- RECORDED INFORMATION:
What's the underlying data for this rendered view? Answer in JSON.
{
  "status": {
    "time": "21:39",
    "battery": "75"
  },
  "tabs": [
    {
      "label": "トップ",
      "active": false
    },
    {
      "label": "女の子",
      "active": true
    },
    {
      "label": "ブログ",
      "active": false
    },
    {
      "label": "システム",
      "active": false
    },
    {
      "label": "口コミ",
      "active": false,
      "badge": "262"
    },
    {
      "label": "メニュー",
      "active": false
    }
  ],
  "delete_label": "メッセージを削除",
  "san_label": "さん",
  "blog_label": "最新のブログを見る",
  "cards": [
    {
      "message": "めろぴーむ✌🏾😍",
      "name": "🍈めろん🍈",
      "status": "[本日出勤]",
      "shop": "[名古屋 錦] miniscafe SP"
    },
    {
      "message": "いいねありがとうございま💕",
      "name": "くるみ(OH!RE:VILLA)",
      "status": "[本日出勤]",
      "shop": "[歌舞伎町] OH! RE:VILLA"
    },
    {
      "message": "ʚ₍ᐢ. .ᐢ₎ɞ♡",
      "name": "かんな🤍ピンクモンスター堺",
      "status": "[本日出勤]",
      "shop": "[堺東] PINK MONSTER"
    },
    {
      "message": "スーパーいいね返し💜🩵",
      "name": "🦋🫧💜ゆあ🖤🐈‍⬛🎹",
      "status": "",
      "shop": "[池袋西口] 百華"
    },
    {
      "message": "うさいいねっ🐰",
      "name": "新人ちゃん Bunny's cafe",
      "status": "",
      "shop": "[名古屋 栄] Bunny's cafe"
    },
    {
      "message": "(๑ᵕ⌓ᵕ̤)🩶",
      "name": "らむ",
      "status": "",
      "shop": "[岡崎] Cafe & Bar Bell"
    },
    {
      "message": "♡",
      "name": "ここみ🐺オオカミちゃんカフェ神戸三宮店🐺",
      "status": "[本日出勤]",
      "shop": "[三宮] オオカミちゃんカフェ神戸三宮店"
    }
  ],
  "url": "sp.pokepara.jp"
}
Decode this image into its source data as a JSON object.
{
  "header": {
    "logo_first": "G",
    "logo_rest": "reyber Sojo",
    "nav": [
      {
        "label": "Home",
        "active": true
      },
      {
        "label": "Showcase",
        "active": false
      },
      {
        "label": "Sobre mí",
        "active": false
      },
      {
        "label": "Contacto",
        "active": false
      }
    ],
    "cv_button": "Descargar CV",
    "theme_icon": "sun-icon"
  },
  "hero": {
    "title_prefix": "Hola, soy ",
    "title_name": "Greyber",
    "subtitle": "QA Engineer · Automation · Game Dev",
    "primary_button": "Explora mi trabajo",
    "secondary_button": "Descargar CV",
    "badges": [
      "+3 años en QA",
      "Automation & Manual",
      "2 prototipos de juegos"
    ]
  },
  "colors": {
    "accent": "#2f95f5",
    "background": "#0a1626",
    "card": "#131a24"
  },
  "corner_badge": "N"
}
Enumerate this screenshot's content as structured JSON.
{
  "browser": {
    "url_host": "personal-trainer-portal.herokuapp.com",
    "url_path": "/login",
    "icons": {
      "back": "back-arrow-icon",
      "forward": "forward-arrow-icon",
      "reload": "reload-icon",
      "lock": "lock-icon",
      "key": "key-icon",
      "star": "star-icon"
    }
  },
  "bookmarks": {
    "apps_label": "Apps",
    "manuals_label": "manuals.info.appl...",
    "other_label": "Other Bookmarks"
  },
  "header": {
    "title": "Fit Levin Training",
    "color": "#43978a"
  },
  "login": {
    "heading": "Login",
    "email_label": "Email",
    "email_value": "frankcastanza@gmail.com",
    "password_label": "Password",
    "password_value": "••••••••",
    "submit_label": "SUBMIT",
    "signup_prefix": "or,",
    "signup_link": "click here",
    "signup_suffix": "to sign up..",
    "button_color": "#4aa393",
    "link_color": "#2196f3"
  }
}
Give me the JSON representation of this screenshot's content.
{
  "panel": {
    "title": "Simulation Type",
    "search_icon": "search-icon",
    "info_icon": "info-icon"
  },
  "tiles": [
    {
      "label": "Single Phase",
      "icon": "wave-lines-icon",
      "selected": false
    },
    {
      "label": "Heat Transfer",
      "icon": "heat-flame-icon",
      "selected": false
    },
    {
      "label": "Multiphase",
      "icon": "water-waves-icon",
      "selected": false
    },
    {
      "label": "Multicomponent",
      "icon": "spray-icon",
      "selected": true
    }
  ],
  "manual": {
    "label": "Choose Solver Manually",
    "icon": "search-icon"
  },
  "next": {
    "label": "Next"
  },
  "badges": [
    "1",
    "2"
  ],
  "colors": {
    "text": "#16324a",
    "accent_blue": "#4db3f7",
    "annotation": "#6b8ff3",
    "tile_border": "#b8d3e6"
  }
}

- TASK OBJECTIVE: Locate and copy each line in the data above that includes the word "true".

- RESPONSE:
      "active": true
        "active": true
      "selected": true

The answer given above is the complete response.